In this post I want to cover how you can setup a Docker development environment on Windows/Mac. As you might already know Docker requires a Linux kernel to run. Therefore we will always need a VM to run the actual Docker environment when you are on Windows or Mac OS. Hereby a few quotes from the Docker webpage to remember you what Docker is all about, or to give you a quick idea.
Docker provides a common framework for developer and IT teams to collaborate on applications. With a clear separation of concerns and robust tooling, organizations are able to innovate faster with greater control.
Developers have the freedom to define environments, and the ability to create and deploy apps faster and easier. IT ops have the flexibility to quickly respond to change.
Developers own all the code from infrastructure to app. IT ops have the manageability to standardize, secure, and scale the operating environment.
Docker gives you choice without complexity, from a laptop to a team, to private infrastructure and public cloud providers.
Ok enough chatting, for the impatient ones continue to TL;DR. For all the others lets continue reading.
Lets have a look how we can get an environment running on Windows or Mac. In this tutorial I’m going to use Chocolatey. Chocolatey is a package manager for Windows. It allows you to install the software you require from PowerShell. This makes it really powerful to script all the software you require on your computer by putting it in a PowerShell script. When unfamiliar with Chocolatey I recommend you to have a look at the Chocolatey webpage and install the tool as described on their page.
For the readers using a Mac, I will mention when you have to slightly differ your approach. In all the other cases you can run the same commands. For Mac I will be using a similar tool as Chocolatey, called Homebrew. When unfamiliar with this tool I assume you know how to install the packages manually or just have a look at Homebrew to figure out how to set it up on your Mac.
From this point I assume you have Chocolatey/Homebrew installed. In case you don’t I’ll also assume that you know how to install the required tools manually by downloading the correct installers. In order to get a VM running for our Docker environment we are going to use docker-machine to setup a docker-machine on VirtualBox. So lets start by installing Virtualbox, docker-machine and Docker using Chocolatey. In case you have any of these tools already installed you can skip this step.
Now we have installed docker-machine we are able to create a new environment. In case you already had docker-machine installed we can first have a look on what machines we have available using the following command.

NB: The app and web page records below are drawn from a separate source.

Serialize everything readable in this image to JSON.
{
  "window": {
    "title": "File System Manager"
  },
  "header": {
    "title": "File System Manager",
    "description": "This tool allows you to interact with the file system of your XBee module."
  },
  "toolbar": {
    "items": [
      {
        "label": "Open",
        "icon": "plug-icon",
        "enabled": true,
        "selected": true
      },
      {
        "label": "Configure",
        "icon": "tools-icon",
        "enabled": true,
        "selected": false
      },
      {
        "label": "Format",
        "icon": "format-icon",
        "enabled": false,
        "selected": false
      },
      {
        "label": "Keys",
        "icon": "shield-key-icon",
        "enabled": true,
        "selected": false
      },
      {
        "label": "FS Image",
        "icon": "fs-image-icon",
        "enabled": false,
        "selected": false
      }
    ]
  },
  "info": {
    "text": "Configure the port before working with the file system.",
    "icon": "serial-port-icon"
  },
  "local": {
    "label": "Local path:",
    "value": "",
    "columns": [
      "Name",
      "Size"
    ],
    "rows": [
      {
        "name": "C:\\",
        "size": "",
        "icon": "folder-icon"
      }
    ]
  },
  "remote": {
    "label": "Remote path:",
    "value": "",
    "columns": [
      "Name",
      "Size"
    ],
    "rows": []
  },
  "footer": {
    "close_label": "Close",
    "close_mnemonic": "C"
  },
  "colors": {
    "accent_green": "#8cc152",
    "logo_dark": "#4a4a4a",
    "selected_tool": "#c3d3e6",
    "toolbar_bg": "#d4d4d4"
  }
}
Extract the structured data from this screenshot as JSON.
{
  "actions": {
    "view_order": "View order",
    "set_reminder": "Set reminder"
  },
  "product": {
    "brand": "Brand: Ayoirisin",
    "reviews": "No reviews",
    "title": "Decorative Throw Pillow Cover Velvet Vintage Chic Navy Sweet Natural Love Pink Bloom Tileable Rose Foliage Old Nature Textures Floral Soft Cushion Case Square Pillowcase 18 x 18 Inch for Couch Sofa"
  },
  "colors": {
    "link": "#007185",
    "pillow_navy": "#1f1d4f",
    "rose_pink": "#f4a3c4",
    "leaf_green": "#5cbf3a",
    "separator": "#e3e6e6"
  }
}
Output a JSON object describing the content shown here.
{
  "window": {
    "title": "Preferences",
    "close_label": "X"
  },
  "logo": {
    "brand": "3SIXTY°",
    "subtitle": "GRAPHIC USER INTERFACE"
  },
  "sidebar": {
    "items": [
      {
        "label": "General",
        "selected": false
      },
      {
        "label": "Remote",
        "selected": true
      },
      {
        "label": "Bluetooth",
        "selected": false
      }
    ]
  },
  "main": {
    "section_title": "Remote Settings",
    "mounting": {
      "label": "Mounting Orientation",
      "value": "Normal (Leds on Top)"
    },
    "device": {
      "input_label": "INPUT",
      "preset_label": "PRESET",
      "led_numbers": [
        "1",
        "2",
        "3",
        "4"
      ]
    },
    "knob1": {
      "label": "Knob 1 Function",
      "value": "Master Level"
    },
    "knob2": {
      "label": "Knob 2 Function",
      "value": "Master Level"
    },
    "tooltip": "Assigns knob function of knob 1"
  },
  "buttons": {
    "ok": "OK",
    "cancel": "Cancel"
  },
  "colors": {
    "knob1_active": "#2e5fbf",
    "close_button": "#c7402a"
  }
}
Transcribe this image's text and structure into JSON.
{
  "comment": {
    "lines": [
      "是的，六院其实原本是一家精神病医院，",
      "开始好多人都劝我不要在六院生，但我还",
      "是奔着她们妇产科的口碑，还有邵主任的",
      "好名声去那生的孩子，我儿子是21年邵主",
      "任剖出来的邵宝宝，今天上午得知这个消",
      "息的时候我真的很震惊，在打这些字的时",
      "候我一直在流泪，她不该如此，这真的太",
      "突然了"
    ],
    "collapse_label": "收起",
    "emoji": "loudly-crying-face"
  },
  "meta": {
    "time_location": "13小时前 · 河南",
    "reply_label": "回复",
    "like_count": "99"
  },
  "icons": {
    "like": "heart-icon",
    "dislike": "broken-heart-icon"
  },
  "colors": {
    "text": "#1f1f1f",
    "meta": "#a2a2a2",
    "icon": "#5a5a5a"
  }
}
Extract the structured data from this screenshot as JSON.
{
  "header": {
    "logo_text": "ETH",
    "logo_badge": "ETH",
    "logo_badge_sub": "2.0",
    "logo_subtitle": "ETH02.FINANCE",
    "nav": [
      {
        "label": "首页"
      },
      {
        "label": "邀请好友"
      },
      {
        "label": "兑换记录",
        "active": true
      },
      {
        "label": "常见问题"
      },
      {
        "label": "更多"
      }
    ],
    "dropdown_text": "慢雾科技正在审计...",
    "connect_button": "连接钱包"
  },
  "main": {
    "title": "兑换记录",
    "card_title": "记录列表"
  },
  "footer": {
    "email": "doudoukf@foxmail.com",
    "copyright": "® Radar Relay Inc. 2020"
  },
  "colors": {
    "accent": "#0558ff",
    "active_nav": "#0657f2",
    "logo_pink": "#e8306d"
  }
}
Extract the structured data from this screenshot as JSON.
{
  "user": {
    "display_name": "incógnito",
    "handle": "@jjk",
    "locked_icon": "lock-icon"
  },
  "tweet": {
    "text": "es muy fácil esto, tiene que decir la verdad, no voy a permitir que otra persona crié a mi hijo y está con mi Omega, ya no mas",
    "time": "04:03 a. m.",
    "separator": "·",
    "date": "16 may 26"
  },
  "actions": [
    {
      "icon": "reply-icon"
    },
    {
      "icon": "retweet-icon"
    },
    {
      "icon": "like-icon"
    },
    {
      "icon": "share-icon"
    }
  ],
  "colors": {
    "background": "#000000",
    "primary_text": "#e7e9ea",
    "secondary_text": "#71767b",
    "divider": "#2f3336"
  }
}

In my case I already have the machine created. In case you also have a machine there already you might want to just use that one. For the ones started from scratch I will show you now how to create a machine.
Note: In case you just created your machine from scratch, we first have to boot it. You can do so by running following command. In case your machine is already running you can skip this step.
With the command shown previously we created a machine named
default using the
virtualbox driver. So when you run the
docker-machine ls command now, you should have similar output as you have seen before. You will also be able to see if the machine is running. We also see in the last line of the creation output that there is a special command which will provide you the information in order to connect your Docker client to this specific machine (
docker-machine env default). Lets configure the PowerShell environment to connect Docker to this specific machine.
Remember when you are running this command from Mac it will output it differently. The same goes when you are using Bash/Cygwin on Windows or when you are using the regular Command-Prompt on Windows. So just run the command in your preferred console and execute the command as shown in the output. In our case I’m going to continue using PowerShell, which means I will execute the command as we have just seen.
Lets configure our PowerShell.
For Mac users the command will be something like following on bash.
Now we will be able to use Docker on Windows. Lets try using the docker/whalesay image to test our Docker environment.
In this article I won’t go much deeper in the usage of Docker itself. So things like creating your own images, multi-container solutions and other more in depth Docker stuff won’t be covered as it is out of scope. Therefore I only want to point you to
docker --help on your console and the Docker documentation for now, so I won’t leave you completely in the dark. I might be publishing another post on how to run your project in Docker later.
docker/whalesay image also has command line help which reveals some more options (
docker run docker/whalesay cowsay -h). It reveals for example the whale can also think instead of talk (
docker run docker/whalesay cowthink "Will he see the difference?"). Have fun playing around with the
docker/whalesay image and the other options revealed in the help or simply try out some other images from the Docker hub.
If you finished playing around with Docker you might want to shutdown the VM using
docker-machine stop default. Next time you want to use it again simply run
docker-machine start default and
docker-machine env default to start and configure your environment. Last but not least I would like to point you to the
--help option. It will provide you with usage information on the command line options for every single command.
As a bonus I want to give you all the commands we require to setup our environment in a PowerShell script. So feel free to save the contents in a
ps1 file which you can call from your PowerShell.
Finally, when you are finished playing arround with Docker, you might want to shut down your vm. You can do so by running.
In case you where one of the impatient ones, now realizing you have no clue what just happened when you called the commands in above example. Here you go for a second shot.
Again thanks for reading this article, and as always share your feedback and questions in the comments.